The problem: Which lines hold the string "hotmail"? Copy each of them from the material below.

Record excerpts:
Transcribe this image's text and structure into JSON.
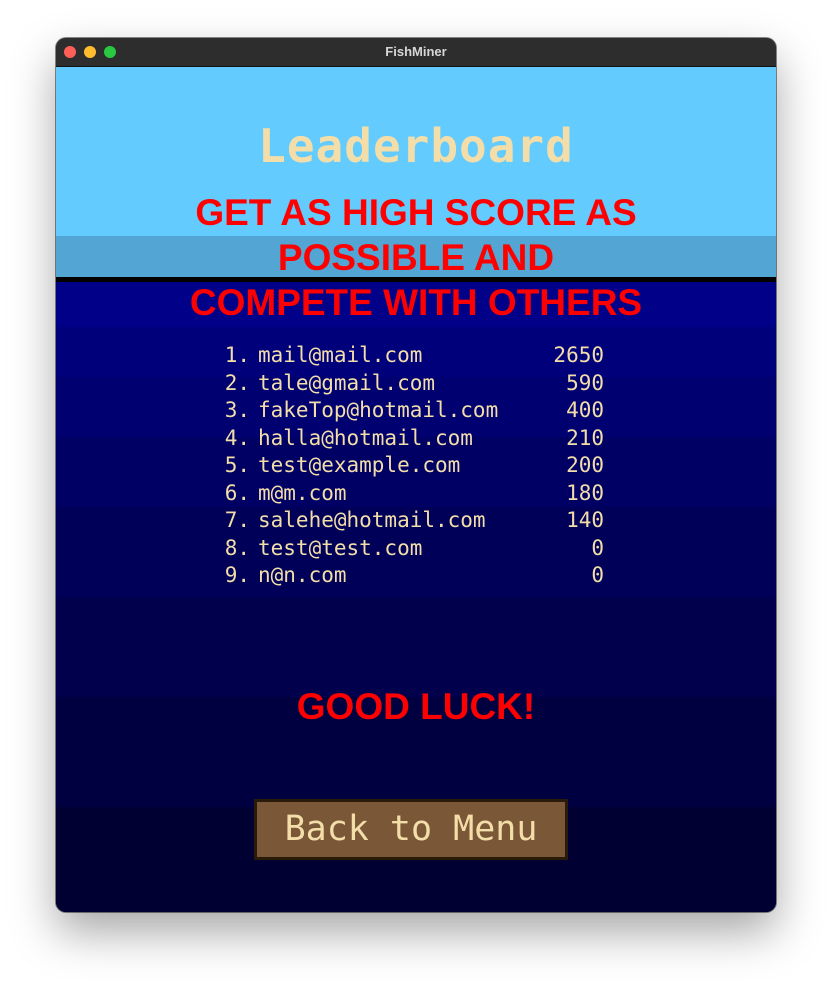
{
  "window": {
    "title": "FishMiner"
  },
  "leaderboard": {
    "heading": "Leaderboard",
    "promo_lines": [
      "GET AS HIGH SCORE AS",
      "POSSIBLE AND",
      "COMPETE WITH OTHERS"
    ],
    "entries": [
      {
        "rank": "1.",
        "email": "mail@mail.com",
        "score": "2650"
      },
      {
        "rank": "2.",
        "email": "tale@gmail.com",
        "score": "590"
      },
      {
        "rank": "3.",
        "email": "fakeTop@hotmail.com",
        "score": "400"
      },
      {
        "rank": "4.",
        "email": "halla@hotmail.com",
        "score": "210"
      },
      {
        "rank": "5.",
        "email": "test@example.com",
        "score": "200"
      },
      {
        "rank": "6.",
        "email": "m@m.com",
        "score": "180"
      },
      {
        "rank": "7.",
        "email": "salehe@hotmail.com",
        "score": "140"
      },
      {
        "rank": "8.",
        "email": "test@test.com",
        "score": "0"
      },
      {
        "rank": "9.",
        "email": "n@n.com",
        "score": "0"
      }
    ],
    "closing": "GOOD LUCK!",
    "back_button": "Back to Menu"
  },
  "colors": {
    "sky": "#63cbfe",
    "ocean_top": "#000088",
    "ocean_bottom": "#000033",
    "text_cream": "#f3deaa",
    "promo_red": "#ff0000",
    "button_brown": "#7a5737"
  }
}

Reply to the task:
        "email": "fakeTop@hotmail.com",
        "email": "halla@hotmail.com",
        "email": "salehe@hotmail.com",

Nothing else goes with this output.